Top of Records for the task
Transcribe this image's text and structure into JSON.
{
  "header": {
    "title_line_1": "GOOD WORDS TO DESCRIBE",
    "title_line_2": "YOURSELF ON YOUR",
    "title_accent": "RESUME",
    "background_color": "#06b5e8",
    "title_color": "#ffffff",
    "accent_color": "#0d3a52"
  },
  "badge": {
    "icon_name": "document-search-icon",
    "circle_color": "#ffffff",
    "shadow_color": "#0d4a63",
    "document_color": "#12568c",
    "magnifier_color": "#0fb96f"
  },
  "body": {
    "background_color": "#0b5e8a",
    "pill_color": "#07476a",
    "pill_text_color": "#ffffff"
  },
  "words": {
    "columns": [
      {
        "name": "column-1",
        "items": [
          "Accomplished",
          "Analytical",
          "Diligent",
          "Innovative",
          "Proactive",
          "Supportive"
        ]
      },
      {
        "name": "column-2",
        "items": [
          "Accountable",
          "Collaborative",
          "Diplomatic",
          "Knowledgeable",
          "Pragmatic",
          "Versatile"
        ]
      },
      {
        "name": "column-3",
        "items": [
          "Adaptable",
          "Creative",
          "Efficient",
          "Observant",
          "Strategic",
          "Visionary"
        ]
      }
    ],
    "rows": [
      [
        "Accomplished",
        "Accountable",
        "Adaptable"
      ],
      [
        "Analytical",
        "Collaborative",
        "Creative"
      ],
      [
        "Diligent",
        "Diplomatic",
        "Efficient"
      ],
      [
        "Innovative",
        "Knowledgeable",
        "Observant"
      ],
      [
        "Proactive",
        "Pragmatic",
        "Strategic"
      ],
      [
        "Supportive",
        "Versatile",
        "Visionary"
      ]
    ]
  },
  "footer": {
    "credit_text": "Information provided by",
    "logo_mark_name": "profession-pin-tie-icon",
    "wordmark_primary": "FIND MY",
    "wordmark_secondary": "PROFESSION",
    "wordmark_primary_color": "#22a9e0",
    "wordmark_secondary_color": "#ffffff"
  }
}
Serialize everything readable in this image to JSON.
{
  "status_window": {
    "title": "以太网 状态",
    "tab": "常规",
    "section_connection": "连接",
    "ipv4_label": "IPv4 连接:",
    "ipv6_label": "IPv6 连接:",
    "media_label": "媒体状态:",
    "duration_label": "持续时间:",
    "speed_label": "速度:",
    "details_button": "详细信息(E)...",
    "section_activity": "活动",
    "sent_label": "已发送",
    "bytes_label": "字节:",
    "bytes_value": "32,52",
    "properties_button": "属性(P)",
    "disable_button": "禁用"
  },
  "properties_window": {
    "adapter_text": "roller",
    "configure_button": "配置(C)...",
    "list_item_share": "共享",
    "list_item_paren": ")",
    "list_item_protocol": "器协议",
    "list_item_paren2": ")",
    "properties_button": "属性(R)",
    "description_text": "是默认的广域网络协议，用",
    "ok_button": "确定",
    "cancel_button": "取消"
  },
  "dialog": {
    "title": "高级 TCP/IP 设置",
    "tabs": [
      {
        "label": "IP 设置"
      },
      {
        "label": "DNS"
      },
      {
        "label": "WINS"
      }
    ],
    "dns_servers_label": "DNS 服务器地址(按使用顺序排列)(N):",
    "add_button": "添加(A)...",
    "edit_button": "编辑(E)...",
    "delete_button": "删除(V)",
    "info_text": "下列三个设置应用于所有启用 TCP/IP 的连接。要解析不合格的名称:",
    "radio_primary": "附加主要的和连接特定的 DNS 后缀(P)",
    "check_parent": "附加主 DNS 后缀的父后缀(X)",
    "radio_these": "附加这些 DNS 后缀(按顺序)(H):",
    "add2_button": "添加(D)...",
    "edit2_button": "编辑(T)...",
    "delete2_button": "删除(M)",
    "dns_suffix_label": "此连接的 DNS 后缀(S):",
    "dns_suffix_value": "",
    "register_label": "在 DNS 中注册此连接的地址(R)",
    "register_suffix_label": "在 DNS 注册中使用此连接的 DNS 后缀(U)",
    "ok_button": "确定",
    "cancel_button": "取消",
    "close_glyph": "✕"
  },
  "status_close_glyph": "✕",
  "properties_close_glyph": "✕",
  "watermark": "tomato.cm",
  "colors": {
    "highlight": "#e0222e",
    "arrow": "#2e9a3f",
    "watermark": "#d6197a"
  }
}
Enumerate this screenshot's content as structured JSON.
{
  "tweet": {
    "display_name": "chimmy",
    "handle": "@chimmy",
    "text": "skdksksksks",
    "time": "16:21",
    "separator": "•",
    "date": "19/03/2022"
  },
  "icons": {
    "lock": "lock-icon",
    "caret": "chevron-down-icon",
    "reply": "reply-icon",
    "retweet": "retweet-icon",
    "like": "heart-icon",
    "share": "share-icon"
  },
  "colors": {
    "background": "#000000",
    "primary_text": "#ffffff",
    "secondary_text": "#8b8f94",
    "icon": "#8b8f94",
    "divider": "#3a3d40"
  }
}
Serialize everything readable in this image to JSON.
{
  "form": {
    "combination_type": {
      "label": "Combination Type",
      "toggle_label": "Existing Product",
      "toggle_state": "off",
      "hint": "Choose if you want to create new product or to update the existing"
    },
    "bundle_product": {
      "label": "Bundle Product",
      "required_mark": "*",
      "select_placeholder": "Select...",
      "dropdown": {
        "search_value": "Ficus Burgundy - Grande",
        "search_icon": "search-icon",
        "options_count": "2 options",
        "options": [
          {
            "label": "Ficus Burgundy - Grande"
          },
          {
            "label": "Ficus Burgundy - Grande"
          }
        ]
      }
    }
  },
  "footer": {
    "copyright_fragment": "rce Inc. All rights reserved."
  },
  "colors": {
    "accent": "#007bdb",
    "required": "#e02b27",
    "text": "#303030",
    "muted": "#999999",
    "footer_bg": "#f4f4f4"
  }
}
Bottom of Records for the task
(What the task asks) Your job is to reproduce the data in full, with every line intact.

(Solution for this exercise)
Transcribe this image's text and structure into JSON.
{
  "header": {
    "title_line_1": "GOOD WORDS TO DESCRIBE",
    "title_line_2": "YOURSELF ON YOUR",
    "title_accent": "RESUME",
    "background_color": "#06b5e8",
    "title_color": "#ffffff",
    "accent_color": "#0d3a52"
  },
  "badge": {
    "icon_name": "document-search-icon",
    "circle_color": "#ffffff",
    "shadow_color": "#0d4a63",
    "document_color": "#12568c",
    "magnifier_color": "#0fb96f"
  },
  "body": {
    "background_color": "#0b5e8a",
    "pill_color": "#07476a",
    "pill_text_color": "#ffffff"
  },
  "words": {
    "columns": [
      {
        "name": "column-1",
        "items": [
          "Accomplished",
          "Analytical",
          "Diligent",
          "Innovative",
          "Proactive",
          "Supportive"
        ]
      },
      {
        "name": "column-2",
        "items": [
          "Accountable",
          "Collaborative",
          "Diplomatic",
          "Knowledgeable",
          "Pragmatic",
          "Versatile"
        ]
      },
      {
        "name": "column-3",
        "items": [
          "Adaptable",
          "Creative",
          "Efficient",
          "Observant",
          "Strategic",
          "Visionary"
        ]
      }
    ],
    "rows": [
      [
        "Accomplished",
        "Accountable",
        "Adaptable"
      ],
      [
        "Analytical",
        "Collaborative",
        "Creative"
      ],
      [
        "Diligent",
        "Diplomatic",
        "Efficient"
      ],
      [
        "Innovative",
        "Knowledgeable",
        "Observant"
      ],
      [
        "Proactive",
        "Pragmatic",
        "Strategic"
      ],
      [
        "Supportive",
        "Versatile",
        "Visionary"
      ]
    ]
  },
  "footer": {
    "credit_text": "Information provided by",
    "logo_mark_name": "profession-pin-tie-icon",
    "wordmark_primary": "FIND MY",
    "wordmark_secondary": "PROFESSION",
    "wordmark_primary_color": "#22a9e0",
    "wordmark_secondary_color": "#ffffff"
  }
}
Serialize everything readable in this image to JSON.
{
  "status_window": {
    "title": "以太网 状态",
    "tab": "常规",
    "section_connection": "连接",
    "ipv4_label": "IPv4 连接:",
    "ipv6_label": "IPv6 连接:",
    "media_label": "媒体状态:",
    "duration_label": "持续时间:",
    "speed_label": "速度:",
    "details_button": "详细信息(E)...",
    "section_activity": "活动",
    "sent_label": "已发送",
    "bytes_label": "字节:",
    "bytes_value": "32,52",
    "properties_button": "属性(P)",
    "disable_button": "禁用"
  },
  "properties_window": {
    "adapter_text": "roller",
    "configure_button": "配置(C)...",
    "list_item_share": "共享",
    "list_item_paren": ")",
    "list_item_protocol": "器协议",
    "list_item_paren2": ")",
    "properties_button": "属性(R)",
    "description_text": "是默认的广域网络协议，用",
    "ok_button": "确定",
    "cancel_button": "取消"
  },
  "dialog": {
    "title": "高级 TCP/IP 设置",
    "tabs": [
      {
        "label": "IP 设置"
      },
      {
        "label": "DNS"
      },
      {
        "label": "WINS"
      }
    ],
    "dns_servers_label": "DNS 服务器地址(按使用顺序排列)(N):",
    "add_button": "添加(A)...",
    "edit_button": "编辑(E)...",
    "delete_button": "删除(V)",
    "info_text": "下列三个设置应用于所有启用 TCP/IP 的连接。要解析不合格的名称:",
    "radio_primary": "附加主要的和连接特定的 DNS 后缀(P)",
    "check_parent": "附加主 DNS 后缀的父后缀(X)",
    "radio_these": "附加这些 DNS 后缀(按顺序)(H):",
    "add2_button": "添加(D)...",
    "edit2_button": "编辑(T)...",
    "delete2_button": "删除(M)",
    "dns_suffix_label": "此连接的 DNS 后缀(S):",
    "dns_suffix_value": "",
    "register_label": "在 DNS 中注册此连接的地址(R)",
    "register_suffix_label": "在 DNS 注册中使用此连接的 DNS 后缀(U)",
    "ok_button": "确定",
    "cancel_button": "取消",
    "close_glyph": "✕"
  },
  "status_close_glyph": "✕",
  "properties_close_glyph": "✕",
  "watermark": "tomato.cm",
  "colors": {
    "highlight": "#e0222e",
    "arrow": "#2e9a3f",
    "watermark": "#d6197a"
  }
}
Enumerate this screenshot's content as structured JSON.
{
  "tweet": {
    "display_name": "chimmy",
    "handle": "@chimmy",
    "text": "skdksksksks",
    "time": "16:21",
    "separator": "•",
    "date": "19/03/2022"
  },
  "icons": {
    "lock": "lock-icon",
    "caret": "chevron-down-icon",
    "reply": "reply-icon",
    "retweet": "retweet-icon",
    "like": "heart-icon",
    "share": "share-icon"
  },
  "colors": {
    "background": "#000000",
    "primary_text": "#ffffff",
    "secondary_text": "#8b8f94",
    "icon": "#8b8f94",
    "divider": "#3a3d40"
  }
}
Serialize everything readable in this image to JSON.
{
  "form": {
    "combination_type": {
      "label": "Combination Type",
      "toggle_label": "Existing Product",
      "toggle_state": "off",
      "hint": "Choose if you want to create new product or to update the existing"
    },
    "bundle_product": {
      "label": "Bundle Product",
      "required_mark": "*",
      "select_placeholder": "Select...",
      "dropdown": {
        "search_value": "Ficus Burgundy - Grande",
        "search_icon": "search-icon",
        "options_count": "2 options",
        "options": [
          {
            "label": "Ficus Burgundy - Grande"
          },
          {
            "label": "Ficus Burgundy - Grande"
          }
        ]
      }
    }
  },
  "footer": {
    "copyright_fragment": "rce Inc. All rights reserved."
  },
  "colors": {
    "accent": "#007bdb",
    "required": "#e02b27",
    "text": "#303030",
    "muted": "#999999",
    "footer_bg": "#f4f4f4"
  }
}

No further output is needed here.